In May of 2017 an IT engineer (Jeff Newman) wanted to have a pizza. He went to a restaurant of the most popular pizza chain in Norway, at the Oslo central train station. Due to a glitch in the software, the display of an electronic advertising sign outside the restaurant showed what was obviously a log of activities in front of the sign.
The log contained lines of information like this:
“Female – young adult” – “attention time 2015 out of 4218” – “smile” and “glasses No” – “…”
When he approached to look at the sign, it displayed a description of a male, young adult with glasses, and he realized this log entry was about him. He was shocked!
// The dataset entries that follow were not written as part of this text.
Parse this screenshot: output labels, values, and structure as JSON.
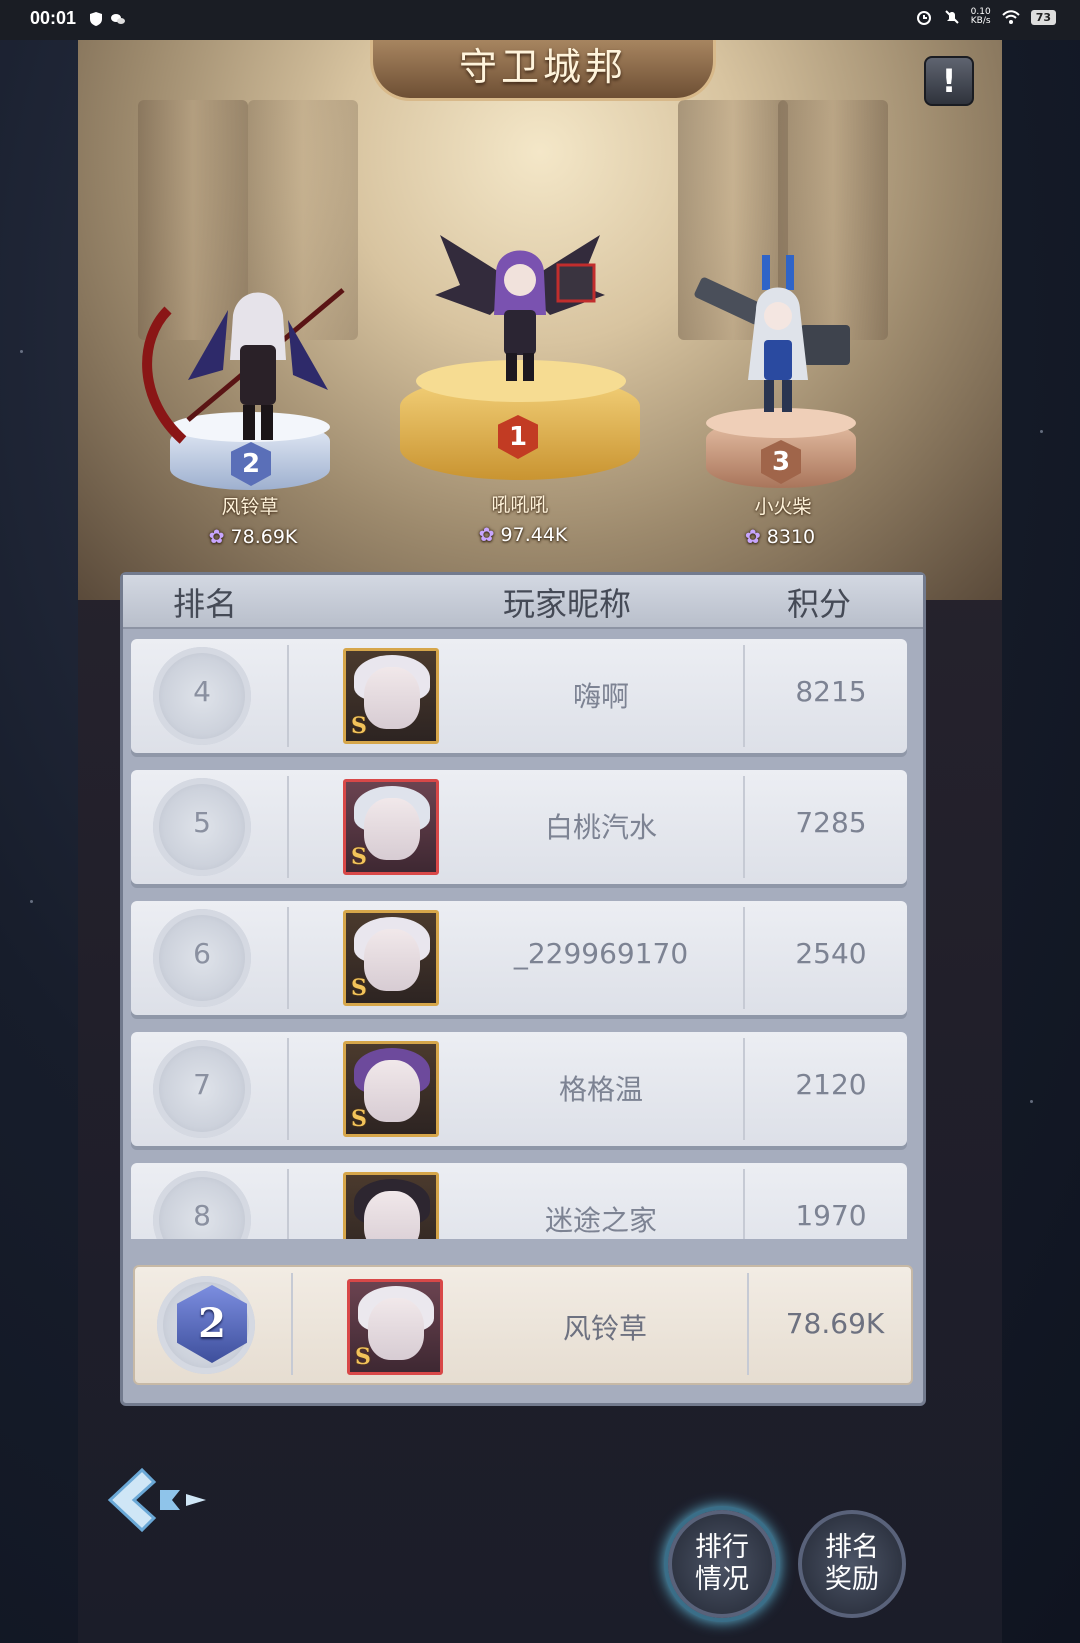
{
  "statusbar": {
    "time": "00:01",
    "net_speed_value": "0.10",
    "net_speed_unit": "KB/s",
    "battery": "73"
  },
  "title": "守卫城邦",
  "info_label": "!",
  "podium": [
    {
      "rank": "2",
      "name": "风铃草",
      "score": "78.69K"
    },
    {
      "rank": "1",
      "name": "吼吼吼",
      "score": "97.44K"
    },
    {
      "rank": "3",
      "name": "小火柴",
      "score": "8310"
    }
  ],
  "table": {
    "headers": {
      "rank": "排名",
      "nickname": "玩家昵称",
      "score": "积分"
    },
    "rows": [
      {
        "rank": "4",
        "name": "嗨啊",
        "score": "8215"
      },
      {
        "rank": "5",
        "name": "白桃汽水",
        "score": "7285"
      },
      {
        "rank": "6",
        "name": "_229969170",
        "score": "2540"
      },
      {
        "rank": "7",
        "name": "格格温",
        "score": "2120"
      },
      {
        "rank": "8",
        "name": "迷途之家",
        "score": "1970"
      }
    ]
  },
  "self": {
    "rank": "2",
    "name": "风铃草",
    "score": "78.69K"
  },
  "buttons": {
    "ranking_status": [
      "排行",
      "情况"
    ],
    "ranking_rewards": [
      "排名",
      "奖励"
    ]
  },
  "colors": {
    "gold": "#d6a64a",
    "silver": "#8fa2d8",
    "bronze": "#b98569",
    "accent": "#5fb6d6"
  }
}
He could not find any readily available information about the fact that the sign included a small, difficult to discover camera, obviously hooked up to a computer with facial recognition software.
The surveillance of potential customers within 5 meters of the restaurant entrance was used to determine what short of ad would likely trigger the person to enter the restaurant and buy a meal. Or get a child to plead with a stressed parent to stop at the restaurant?
Maybe apple pie for young girls; or a chocolate cake for a toddler; salad for an adult woman and beef burger with bacon for a grown man? Who knows?
Jeff posted a picture on Facebook, someone took it to Reddit and then it was picked up by a newspaper. It caused an outcry, because people felt this was hidden surveillance. The restaurant chain said that pictures or information was not stored or sent anywhere, but was only used to decide what kind of ads the sign would expose the person to. The sign was subsequently taken down.
Not a disaster maybe, but just another cog wheel in the marketing machine, influencing our feelings and decisions in ways we do not necessarily understand. We are being monitored constantly in our homes, in public spaces, as well as on the mobile platforms. Some of this information is stored, combined and used for a variety of purposes, and often with out our knowledge or understanding of what is going on.
You need to ask yourself: Is the potential gain of getting targeted advertising worth the potential downside of misuse of the information collected? Should you protect yourself better where there are alternatives? Should you engage to get politicians to regulate the ubiquitous information collecting technologies that proliferate every aspect of our lives these days?
For more information: ‘Crashed screen’ on Reddit